Establishing a Program
At ZOLL’s Summit 2014 in May, Robinson-Montera outlined steps for establishing and delivering a CP education program. Briefly those are:
1. Affiliate with an accredited college;
2. Request the curriculum (it’s free);
3. Gather champions for additional support (e.g., medical director, nurses, public health, hospital discharge planners, home health).
4. Assemble a multidisciplinary faculty; look to physicians, nurses, public health personnel, behaviorists, social workers, home health, hospice and others from related fields.
5. Establish clinical sites 6–8 months in advance, then develop a clinical guidebook. This should outline objectives and responsibilities and expectations of all participants.
6. Select appropriate learners. Not everyone in EMS is cut out to be a community paramedic. Look for experience, prerequisite knowledge and education, and an ability to devote the time and learn online.
7. Develop the course structure, including standards, grading criteria, etc.
8. Develop the course. Construct a syllabus for each module and provide a resource manual. Incorporate subject-matter experts.
9. Assess the learners: Are they getting what you’re trying to teach them?
10. Evaluate all aspects of the program as you progress and when you’re done. This should include student selection, system needs, technology, faculty, clinical sites and overall satisfaction.

A mistake some institutions have made is to keep their programs too EMS-centric. Successful efforts have to draw on a wider range of instructor expertise. “A program won’t be successful if it’s run just through an EMS type of faculty,” says Robinson-Montera. “You need to make sure the faculty is diverse, with backgrounds in areas like public health, social work and nursing. You can’t just have your typical paramedic instructors; the whole concept of community paramedicine is bringing together all these different healthcare stakeholders and having them work together.”

Efforts are underway to establish an accreditation process to verify the quality of CP educational programs. Once that’s in place, its will provide a mechanism for funding and making further refinements to future versions of the curriculum.

For more on CHEC and its community paramedic curriculum, see http://communityparamedic.org/.

Reference
1. Raynovich W, Weber M, Wilcox M, Wingrove G, Robinson-Montera A, Long S. A survey of community paramedicine course offerings and planned offerings. International Paramedic Practice, 2014 Apr–Jun; 4(1): 19–24.

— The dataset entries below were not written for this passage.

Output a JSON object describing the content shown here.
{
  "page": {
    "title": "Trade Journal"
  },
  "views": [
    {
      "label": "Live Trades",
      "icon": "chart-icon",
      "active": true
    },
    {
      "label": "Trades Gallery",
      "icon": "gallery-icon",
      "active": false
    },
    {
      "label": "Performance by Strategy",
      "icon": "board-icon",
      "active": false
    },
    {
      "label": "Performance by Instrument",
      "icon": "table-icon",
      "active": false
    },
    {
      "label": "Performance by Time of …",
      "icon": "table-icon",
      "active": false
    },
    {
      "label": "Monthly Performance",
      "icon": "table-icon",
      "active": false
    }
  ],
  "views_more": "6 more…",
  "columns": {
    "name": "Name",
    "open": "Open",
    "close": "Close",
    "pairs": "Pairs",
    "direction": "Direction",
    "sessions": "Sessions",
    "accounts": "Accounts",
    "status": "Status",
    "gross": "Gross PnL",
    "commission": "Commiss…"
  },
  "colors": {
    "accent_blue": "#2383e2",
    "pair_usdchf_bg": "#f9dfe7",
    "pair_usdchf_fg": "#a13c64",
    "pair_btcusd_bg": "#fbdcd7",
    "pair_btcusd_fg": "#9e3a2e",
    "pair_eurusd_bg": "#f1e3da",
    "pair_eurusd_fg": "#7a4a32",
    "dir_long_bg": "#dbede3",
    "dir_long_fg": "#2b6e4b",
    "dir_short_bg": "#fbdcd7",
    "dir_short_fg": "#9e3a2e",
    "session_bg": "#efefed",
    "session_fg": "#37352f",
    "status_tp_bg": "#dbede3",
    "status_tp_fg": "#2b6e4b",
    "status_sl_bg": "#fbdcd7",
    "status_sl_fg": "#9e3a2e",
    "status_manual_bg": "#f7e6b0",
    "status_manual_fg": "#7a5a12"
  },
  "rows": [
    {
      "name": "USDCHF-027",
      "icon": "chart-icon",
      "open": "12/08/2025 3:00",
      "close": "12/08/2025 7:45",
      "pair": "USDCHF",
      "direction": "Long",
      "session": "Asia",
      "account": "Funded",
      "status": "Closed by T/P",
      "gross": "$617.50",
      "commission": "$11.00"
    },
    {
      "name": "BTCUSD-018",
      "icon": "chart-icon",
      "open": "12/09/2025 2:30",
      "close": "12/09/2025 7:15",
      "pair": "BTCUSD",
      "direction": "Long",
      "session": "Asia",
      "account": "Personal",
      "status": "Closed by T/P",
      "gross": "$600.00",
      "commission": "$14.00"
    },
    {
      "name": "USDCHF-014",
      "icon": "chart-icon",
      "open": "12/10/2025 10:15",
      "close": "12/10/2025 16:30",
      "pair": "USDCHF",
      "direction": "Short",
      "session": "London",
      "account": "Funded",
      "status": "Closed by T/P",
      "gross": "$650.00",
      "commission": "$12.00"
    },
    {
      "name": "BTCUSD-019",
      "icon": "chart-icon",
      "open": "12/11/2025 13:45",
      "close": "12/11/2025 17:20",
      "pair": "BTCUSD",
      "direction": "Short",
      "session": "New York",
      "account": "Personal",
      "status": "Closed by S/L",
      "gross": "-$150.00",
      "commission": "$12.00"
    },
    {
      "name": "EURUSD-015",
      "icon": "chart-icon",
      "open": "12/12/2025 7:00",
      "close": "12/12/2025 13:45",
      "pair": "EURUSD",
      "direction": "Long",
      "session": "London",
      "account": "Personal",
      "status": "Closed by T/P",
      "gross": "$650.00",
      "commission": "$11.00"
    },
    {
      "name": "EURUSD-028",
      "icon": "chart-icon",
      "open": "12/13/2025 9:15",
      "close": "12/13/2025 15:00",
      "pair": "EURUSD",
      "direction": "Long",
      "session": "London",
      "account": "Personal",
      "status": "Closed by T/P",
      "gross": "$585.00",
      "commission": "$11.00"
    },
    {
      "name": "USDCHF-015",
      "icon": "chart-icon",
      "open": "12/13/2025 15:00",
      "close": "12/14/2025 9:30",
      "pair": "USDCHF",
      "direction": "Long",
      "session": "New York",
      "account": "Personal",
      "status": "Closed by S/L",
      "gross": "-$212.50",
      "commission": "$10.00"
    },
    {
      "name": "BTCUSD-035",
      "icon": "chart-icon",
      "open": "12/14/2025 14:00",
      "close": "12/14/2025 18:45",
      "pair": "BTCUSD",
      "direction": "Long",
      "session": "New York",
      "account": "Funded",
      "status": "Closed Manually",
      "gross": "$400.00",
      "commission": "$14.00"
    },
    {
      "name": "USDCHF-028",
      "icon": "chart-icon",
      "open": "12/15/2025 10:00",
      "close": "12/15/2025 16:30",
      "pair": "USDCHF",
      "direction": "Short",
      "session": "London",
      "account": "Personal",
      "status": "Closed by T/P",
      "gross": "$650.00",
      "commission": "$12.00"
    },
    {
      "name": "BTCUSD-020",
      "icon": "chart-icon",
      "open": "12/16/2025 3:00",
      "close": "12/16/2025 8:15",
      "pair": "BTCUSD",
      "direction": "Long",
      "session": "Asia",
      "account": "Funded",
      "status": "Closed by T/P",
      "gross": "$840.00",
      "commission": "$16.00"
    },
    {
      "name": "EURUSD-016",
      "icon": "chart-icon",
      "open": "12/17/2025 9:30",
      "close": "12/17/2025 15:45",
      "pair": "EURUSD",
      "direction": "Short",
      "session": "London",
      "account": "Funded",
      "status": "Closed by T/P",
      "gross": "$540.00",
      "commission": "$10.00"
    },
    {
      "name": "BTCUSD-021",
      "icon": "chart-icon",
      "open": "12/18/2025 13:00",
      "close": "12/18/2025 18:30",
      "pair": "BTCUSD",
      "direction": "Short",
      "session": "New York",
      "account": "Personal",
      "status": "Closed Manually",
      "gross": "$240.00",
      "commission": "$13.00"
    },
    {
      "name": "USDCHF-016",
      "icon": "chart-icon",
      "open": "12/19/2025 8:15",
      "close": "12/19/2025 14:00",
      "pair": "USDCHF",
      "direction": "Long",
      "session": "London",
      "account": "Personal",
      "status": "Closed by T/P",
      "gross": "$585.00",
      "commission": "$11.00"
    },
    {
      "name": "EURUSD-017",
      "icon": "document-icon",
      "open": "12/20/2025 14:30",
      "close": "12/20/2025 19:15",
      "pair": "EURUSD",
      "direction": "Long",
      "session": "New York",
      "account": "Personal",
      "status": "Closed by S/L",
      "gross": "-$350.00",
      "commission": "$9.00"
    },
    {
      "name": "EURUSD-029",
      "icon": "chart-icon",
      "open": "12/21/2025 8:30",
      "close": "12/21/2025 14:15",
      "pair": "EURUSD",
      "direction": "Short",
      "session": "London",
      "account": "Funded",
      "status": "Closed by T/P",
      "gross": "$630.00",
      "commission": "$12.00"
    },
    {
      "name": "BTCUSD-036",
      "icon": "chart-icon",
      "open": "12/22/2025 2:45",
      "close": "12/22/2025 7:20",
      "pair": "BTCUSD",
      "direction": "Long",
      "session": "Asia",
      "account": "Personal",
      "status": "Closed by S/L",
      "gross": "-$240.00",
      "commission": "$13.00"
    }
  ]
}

The Arizona Department of Health Services and ImageTrend partner to give EMS agencies hospital outcome data.
GD’s e-Bridge system helps EMS share critical information quickly and securely with distant doctors and hospitals.
The Elite platform is compliant for both the Collect (ePCR) and Receive & Process (State) designations as of December 23, 2015.
Nurse advice, alternative destinations and community medics seem to be working as hoped.
Community health programs work with EMS to fill service gaps for complex patients.
Outside the hospital, community resources can work together for better care of patients.
Pilot program provides in-home care to ED “superusers.”
Six-step transition-care bundle keeps discharged patients from returning to the hospital.
Medics can start treatment for an infection, then connect the patient to a physician.
Ryan Brothers Ambulance opened a community paramedic clinic staffed by EMTs, paramedics and CP students.
CCFES will employ non-physician practitioners for the purpose of a “treat and release” program, where patients can be treated at their homes
'Revolving door' of readmissions puts hospitals at risk of penalties
How workforce issues are changing in the post-ACA world.
ONC Health IT Certification Program: Enhanced Oversight and Accountability Proposed Rule
North West Ambulance Service Community Specialist Paramedics deliver care right where it is needed at the heart of the community